- WORK ITEM:
Please return every entry below exactly as written, without any of its pictures.

- Stored dataset items:
-----

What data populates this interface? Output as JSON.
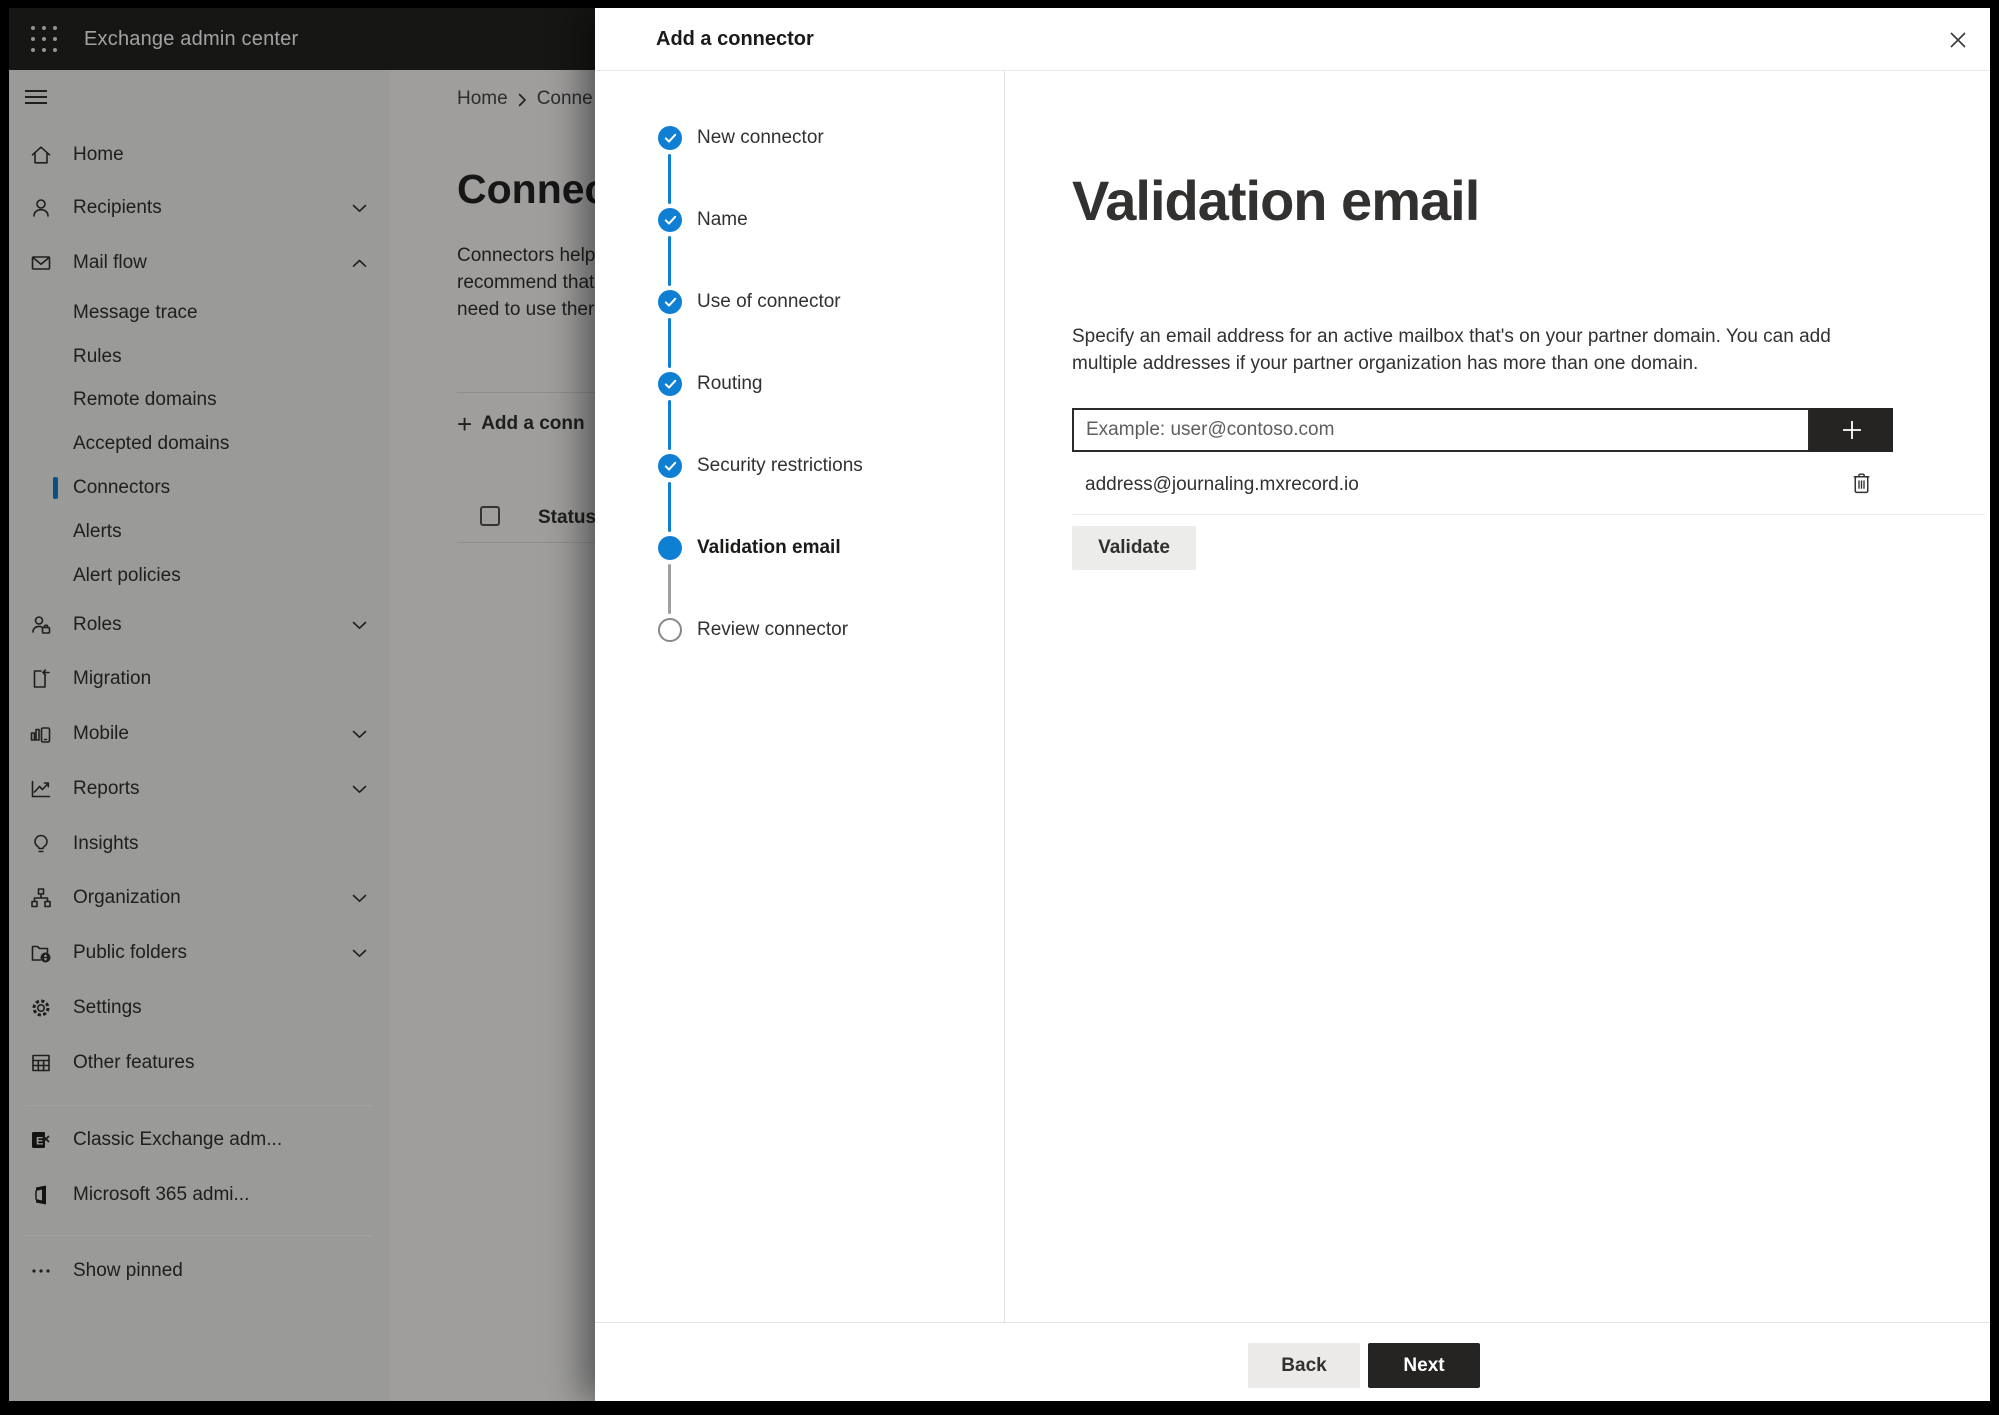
{
  "colors": {
    "accent_blue": "#0f7fd4",
    "primary_button_bg": "#252423",
    "topbar_bg": "#242322",
    "sidebar_bg": "#f3f2f1",
    "selected_item_bar": "#0f7fd4"
  },
  "topbar": {
    "app_title": "Exchange admin center"
  },
  "sidebar": {
    "items": [
      {
        "label": "Home"
      },
      {
        "label": "Recipients",
        "chevron": "down"
      },
      {
        "label": "Mail flow",
        "chevron": "up",
        "expanded": true
      },
      {
        "label": "Roles",
        "chevron": "down"
      },
      {
        "label": "Migration"
      },
      {
        "label": "Mobile",
        "chevron": "down"
      },
      {
        "label": "Reports",
        "chevron": "down"
      },
      {
        "label": "Insights"
      },
      {
        "label": "Organization",
        "chevron": "down"
      },
      {
        "label": "Public folders",
        "chevron": "down"
      },
      {
        "label": "Settings"
      },
      {
        "label": "Other features"
      }
    ],
    "mailflow_children": [
      {
        "label": "Message trace"
      },
      {
        "label": "Rules"
      },
      {
        "label": "Remote domains"
      },
      {
        "label": "Accepted domains"
      },
      {
        "label": "Connectors",
        "selected": true
      },
      {
        "label": "Alerts"
      },
      {
        "label": "Alert policies"
      }
    ],
    "footer_links": [
      {
        "label": "Classic Exchange adm..."
      },
      {
        "label": "Microsoft 365 admi..."
      }
    ],
    "show_pinned": "Show pinned"
  },
  "page": {
    "breadcrumb": {
      "home": "Home",
      "current": "Conne"
    },
    "title": "Connect",
    "intro_lines": [
      "Connectors help",
      "recommend that",
      "need to use ther"
    ],
    "add_button": "Add a conn",
    "status_header": "Status"
  },
  "modal": {
    "title": "Add a connector",
    "steps": [
      {
        "label": "New connector",
        "state": "completed"
      },
      {
        "label": "Name",
        "state": "completed"
      },
      {
        "label": "Use of connector",
        "state": "completed"
      },
      {
        "label": "Routing",
        "state": "completed"
      },
      {
        "label": "Security restrictions",
        "state": "completed"
      },
      {
        "label": "Validation email",
        "state": "current"
      },
      {
        "label": "Review connector",
        "state": "upcoming"
      }
    ],
    "content": {
      "heading": "Validation email",
      "description": "Specify an email address for an active mailbox that's on your partner domain. You can add multiple addresses if your partner organization has more than one domain.",
      "email_placeholder": "Example: user@contoso.com",
      "added_addresses": [
        "address@journaling.mxrecord.io"
      ],
      "validate_button": "Validate"
    },
    "footer": {
      "back_button": "Back",
      "next_button": "Next"
    }
  }
}
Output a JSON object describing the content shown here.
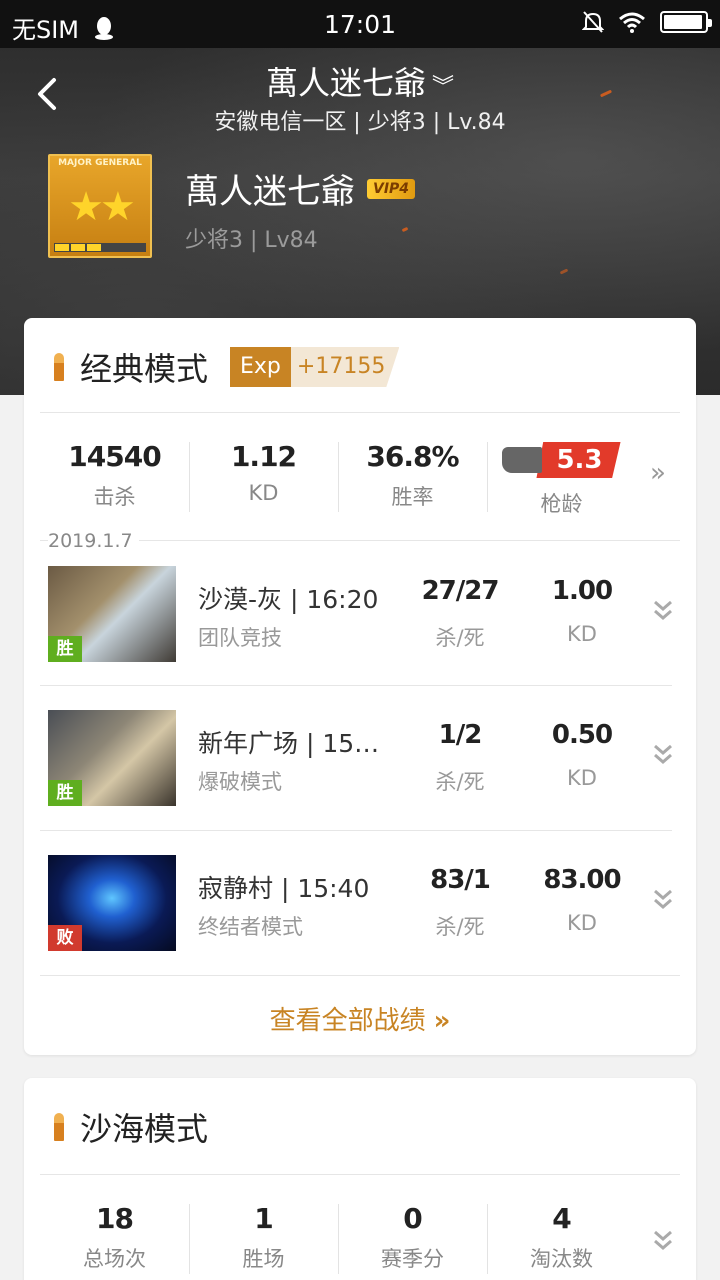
{
  "status_bar": {
    "carrier": "无SIM",
    "time": "17:01"
  },
  "header": {
    "title": "萬人迷七爺",
    "subtitle": "安徽电信一区 | 少将3 | Lv.84"
  },
  "profile": {
    "rank_badge_text": "MAJOR GENERAL",
    "name": "萬人迷七爺",
    "vip": "VIP4",
    "rank_level": "少将3 | Lv84"
  },
  "classic": {
    "title": "经典模式",
    "exp_label": "Exp",
    "exp_value": "+17155",
    "stats": [
      {
        "value": "14540",
        "label": "击杀"
      },
      {
        "value": "1.12",
        "label": "KD"
      },
      {
        "value": "36.8%",
        "label": "胜率"
      },
      {
        "value": "5.3",
        "label": "枪龄"
      }
    ],
    "date": "2019.1.7",
    "matches": [
      {
        "result": "胜",
        "map": "沙漠-灰 | 16:20",
        "mode": "团队竞技",
        "kills_deaths": "27/27",
        "kd_label": "杀/死",
        "kd": "1.00",
        "kd2_label": "KD"
      },
      {
        "result": "胜",
        "map": "新年广场 | 15…",
        "mode": "爆破模式",
        "kills_deaths": "1/2",
        "kd_label": "杀/死",
        "kd": "0.50",
        "kd2_label": "KD"
      },
      {
        "result": "败",
        "map": "寂静村 | 15:40",
        "mode": "终结者模式",
        "kills_deaths": "83/1",
        "kd_label": "杀/死",
        "kd": "83.00",
        "kd2_label": "KD"
      }
    ],
    "view_all": "查看全部战绩"
  },
  "sand": {
    "title": "沙海模式",
    "stats": [
      {
        "value": "18",
        "label": "总场次"
      },
      {
        "value": "1",
        "label": "胜场"
      },
      {
        "value": "0",
        "label": "赛季分"
      },
      {
        "value": "4",
        "label": "淘汰数"
      }
    ]
  },
  "colors": {
    "accent": "#c88424",
    "win": "#5fae1f",
    "lose": "#d13a2e",
    "gun_tag": "#e23a2a"
  }
}
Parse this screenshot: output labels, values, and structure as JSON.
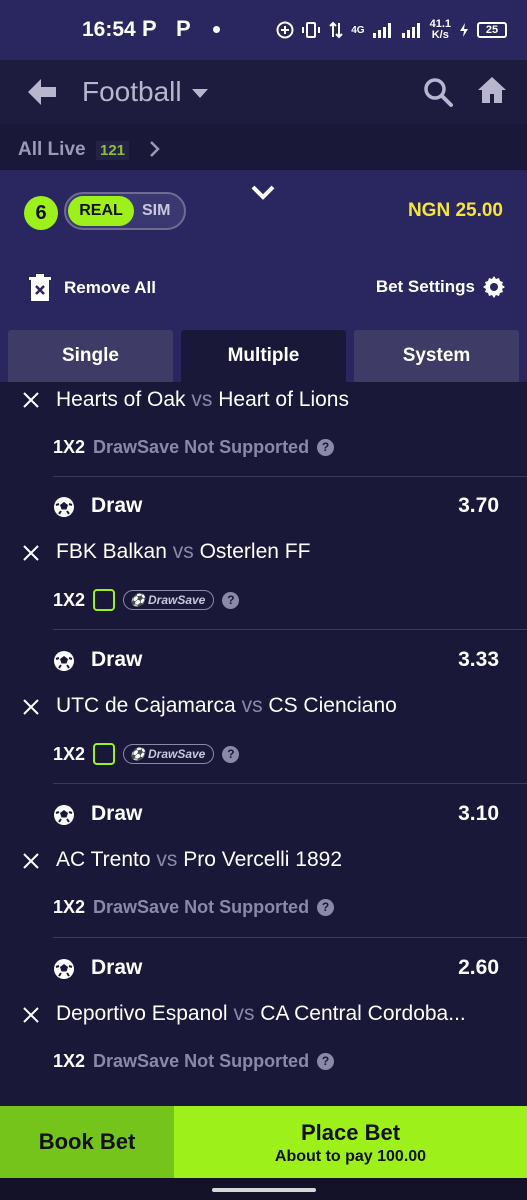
{
  "status_bar": {
    "time": "16:54",
    "notif_icons": [
      "P",
      "P"
    ],
    "network": "4G",
    "speed_value": "41.1",
    "speed_unit": "K/s",
    "battery": "25"
  },
  "header": {
    "title": "Football"
  },
  "all_live": {
    "label": "All Live",
    "count": "121"
  },
  "betslip": {
    "selections_count": "6",
    "mode_real": "REAL",
    "mode_sim": "SIM",
    "active_mode": "REAL",
    "balance": "NGN 25.00",
    "remove_all": "Remove All",
    "bet_settings": "Bet Settings",
    "tabs": [
      {
        "label": "Single",
        "active": false
      },
      {
        "label": "Multiple",
        "active": true
      },
      {
        "label": "System",
        "active": false
      }
    ]
  },
  "bets": [
    {
      "selection": "",
      "odds": "",
      "home": "Hearts of Oak",
      "vs": "vs",
      "away": "Heart of Lions",
      "market": "1X2",
      "drawsave": "DrawSave Not Supported",
      "drawsave_supported": false
    },
    {
      "selection": "Draw",
      "odds": "3.70",
      "home": "FBK Balkan",
      "vs": "vs",
      "away": "Osterlen FF",
      "market": "1X2",
      "drawsave": "DrawSave",
      "drawsave_supported": true
    },
    {
      "selection": "Draw",
      "odds": "3.33",
      "home": "UTC de Cajamarca",
      "vs": "vs",
      "away": "CS Cienciano",
      "market": "1X2",
      "drawsave": "DrawSave",
      "drawsave_supported": true
    },
    {
      "selection": "Draw",
      "odds": "3.10",
      "home": "AC Trento",
      "vs": "vs",
      "away": "Pro Vercelli 1892",
      "market": "1X2",
      "drawsave": "DrawSave Not Supported",
      "drawsave_supported": false
    },
    {
      "selection": "Draw",
      "odds": "2.60",
      "home": "Deportivo Espanol",
      "vs": "vs",
      "away": "CA Central Cordoba...",
      "market": "1X2",
      "drawsave": "DrawSave Not Supported",
      "drawsave_supported": false
    }
  ],
  "footer": {
    "book_bet": "Book Bet",
    "place_bet": "Place Bet",
    "pay_text": "About to pay 100.00"
  },
  "colors": {
    "accent_green": "#9ef01a",
    "book_green": "#75c41c",
    "balance_yellow": "#f5e53a",
    "panel_purple": "#2a2760",
    "background": "#1a1838"
  },
  "icons": [
    "back-arrow-icon",
    "caret-down-icon",
    "search-icon",
    "home-icon",
    "chevron-right-icon",
    "chevron-down-icon",
    "trash-icon",
    "gear-icon",
    "close-icon",
    "help-icon",
    "soccer-ball-icon",
    "drawsave-badge-icon"
  ]
}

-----

- COMPLETED EXERCISE:
What data populates this interface? Output as JSON.
{
  "colors": {
    "accent_blue": "#0f7fd4",
    "primary_button_bg": "#252423",
    "topbar_bg": "#242322",
    "sidebar_bg": "#f3f2f1",
    "selected_item_bar": "#0f7fd4"
  },
  "topbar": {
    "app_title": "Exchange admin center"
  },
  "sidebar": {
    "items": [
      {
        "label": "Home"
      },
      {
        "label": "Recipients",
        "chevron": "down"
      },
      {
        "label": "Mail flow",
        "chevron": "up",
        "expanded": true
      },
      {
        "label": "Roles",
        "chevron": "down"
      },
      {
        "label": "Migration"
      },
      {
        "label": "Mobile",
        "chevron": "down"
      },
      {
        "label": "Reports",
        "chevron": "down"
      },
      {
        "label": "Insights"
      },
      {
        "label": "Organization",
        "chevron": "down"
      },
      {
        "label": "Public folders",
        "chevron": "down"
      },
      {
        "label": "Settings"
      },
      {
        "label": "Other features"
      }
    ],
    "mailflow_children": [
      {
        "label": "Message trace"
      },
      {
        "label": "Rules"
      },
      {
        "label": "Remote domains"
      },
      {
        "label": "Accepted domains"
      },
      {
        "label": "Connectors",
        "selected": true
      },
      {
        "label": "Alerts"
      },
      {
        "label": "Alert policies"
      }
    ],
    "footer_links": [
      {
        "label": "Classic Exchange adm..."
      },
      {
        "label": "Microsoft 365 admi..."
      }
    ],
    "show_pinned": "Show pinned"
  },
  "page": {
    "breadcrumb": {
      "home": "Home",
      "current": "Conne"
    },
    "title": "Connect",
    "intro_lines": [
      "Connectors help",
      "recommend that",
      "need to use ther"
    ],
    "add_button": "Add a conn",
    "status_header": "Status"
  },
  "modal": {
    "title": "Add a connector",
    "steps": [
      {
        "label": "New connector",
        "state": "completed"
      },
      {
        "label": "Name",
        "state": "completed"
      },
      {
        "label": "Use of connector",
        "state": "completed"
      },
      {
        "label": "Routing",
        "state": "completed"
      },
      {
        "label": "Security restrictions",
        "state": "completed"
      },
      {
        "label": "Validation email",
        "state": "current"
      },
      {
        "label": "Review connector",
        "state": "upcoming"
      }
    ],
    "content": {
      "heading": "Validation email",
      "description": "Specify an email address for an active mailbox that's on your partner domain. You can add multiple addresses if your partner organization has more than one domain.",
      "email_placeholder": "Example: user@contoso.com",
      "added_addresses": [
        "address@journaling.mxrecord.io"
      ],
      "validate_button": "Validate"
    },
    "footer": {
      "back_button": "Back",
      "next_button": "Next"
    }
  }
}
Output a JSON object describing the content shown here.
{
  "status_bar": {
    "carrier": "无SIM",
    "time": "17:01"
  },
  "header": {
    "title": "萬人迷七爺",
    "subtitle": "安徽电信一区 | 少将3 | Lv.84"
  },
  "profile": {
    "rank_badge_text": "MAJOR GENERAL",
    "name": "萬人迷七爺",
    "vip": "VIP4",
    "rank_level": "少将3 | Lv84"
  },
  "classic": {
    "title": "经典模式",
    "exp_label": "Exp",
    "exp_value": "+17155",
    "stats": [
      {
        "value": "14540",
        "label": "击杀"
      },
      {
        "value": "1.12",
        "label": "KD"
      },
      {
        "value": "36.8%",
        "label": "胜率"
      },
      {
        "value": "5.3",
        "label": "枪龄"
      }
    ],
    "date": "2019.1.7",
    "matches": [
      {
        "result": "胜",
        "map": "沙漠-灰 | 16:20",
        "mode": "团队竞技",
        "kills_deaths": "27/27",
        "kd_label": "杀/死",
        "kd": "1.00",
        "kd2_label": "KD"
      },
      {
        "result": "胜",
        "map": "新年广场 | 15…",
        "mode": "爆破模式",
        "kills_deaths": "1/2",
        "kd_label": "杀/死",
        "kd": "0.50",
        "kd2_label": "KD"
      },
      {
        "result": "败",
        "map": "寂静村 | 15:40",
        "mode": "终结者模式",
        "kills_deaths": "83/1",
        "kd_label": "杀/死",
        "kd": "83.00",
        "kd2_label": "KD"
      }
    ],
    "view_all": "查看全部战绩"
  },
  "sand": {
    "title": "沙海模式",
    "stats": [
      {
        "value": "18",
        "label": "总场次"
      },
      {
        "value": "1",
        "label": "胜场"
      },
      {
        "value": "0",
        "label": "赛季分"
      },
      {
        "value": "4",
        "label": "淘汰数"
      }
    ]
  },
  "colors": {
    "accent": "#c88424",
    "win": "#5fae1f",
    "lose": "#d13a2e",
    "gun_tag": "#e23a2a"
  }
}
Parse this screenshot: output labels, values, and structure as JSON.
{
  "status_bar": {
    "time": "16:54",
    "notif_icons": [
      "P",
      "P"
    ],
    "network": "4G",
    "speed_value": "41.1",
    "speed_unit": "K/s",
    "battery": "25"
  },
  "header": {
    "title": "Football"
  },
  "all_live": {
    "label": "All Live",
    "count": "121"
  },
  "betslip": {
    "selections_count": "6",
    "mode_real": "REAL",
    "mode_sim": "SIM",
    "active_mode": "REAL",
    "balance": "NGN 25.00",
    "remove_all": "Remove All",
    "bet_settings": "Bet Settings",
    "tabs": [
      {
        "label": "Single",
        "active": false
      },
      {
        "label": "Multiple",
        "active": true
      },
      {
        "label": "System",
        "active": false
      }
    ]
  },
  "bets": [
    {
      "selection": "",
      "odds": "",
      "home": "Hearts of Oak",
      "vs": "vs",
      "away": "Heart of Lions",
      "market": "1X2",
      "drawsave": "DrawSave Not Supported",
      "drawsave_supported": false
    },
    {
      "selection": "Draw",
      "odds": "3.70",
      "home": "FBK Balkan",
      "vs": "vs",
      "away": "Osterlen FF",
      "market": "1X2",
      "drawsave": "DrawSave",
      "drawsave_supported": true
    },
    {
      "selection": "Draw",
      "odds": "3.33",
      "home": "UTC de Cajamarca",
      "vs": "vs",
      "away": "CS Cienciano",
      "market": "1X2",
      "drawsave": "DrawSave",
      "drawsave_supported": true
    },
    {
      "selection": "Draw",
      "odds": "3.10",
      "home": "AC Trento",
      "vs": "vs",
      "away": "Pro Vercelli 1892",
      "market": "1X2",
      "drawsave": "DrawSave Not Supported",
      "drawsave_supported": false
    },
    {
      "selection": "Draw",
      "odds": "2.60",
      "home": "Deportivo Espanol",
      "vs": "vs",
      "away": "CA Central Cordoba...",
      "market": "1X2",
      "drawsave": "DrawSave Not Supported",
      "drawsave_supported": false
    }
  ],
  "footer": {
    "book_bet": "Book Bet",
    "place_bet": "Place Bet",
    "pay_text": "About to pay 100.00"
  },
  "colors": {
    "accent_green": "#9ef01a",
    "book_green": "#75c41c",
    "balance_yellow": "#f5e53a",
    "panel_purple": "#2a2760",
    "background": "#1a1838"
  },
  "icons": [
    "back-arrow-icon",
    "caret-down-icon",
    "search-icon",
    "home-icon",
    "chevron-right-icon",
    "chevron-down-icon",
    "trash-icon",
    "gear-icon",
    "close-icon",
    "help-icon",
    "soccer-ball-icon",
    "drawsave-badge-icon"
  ]
}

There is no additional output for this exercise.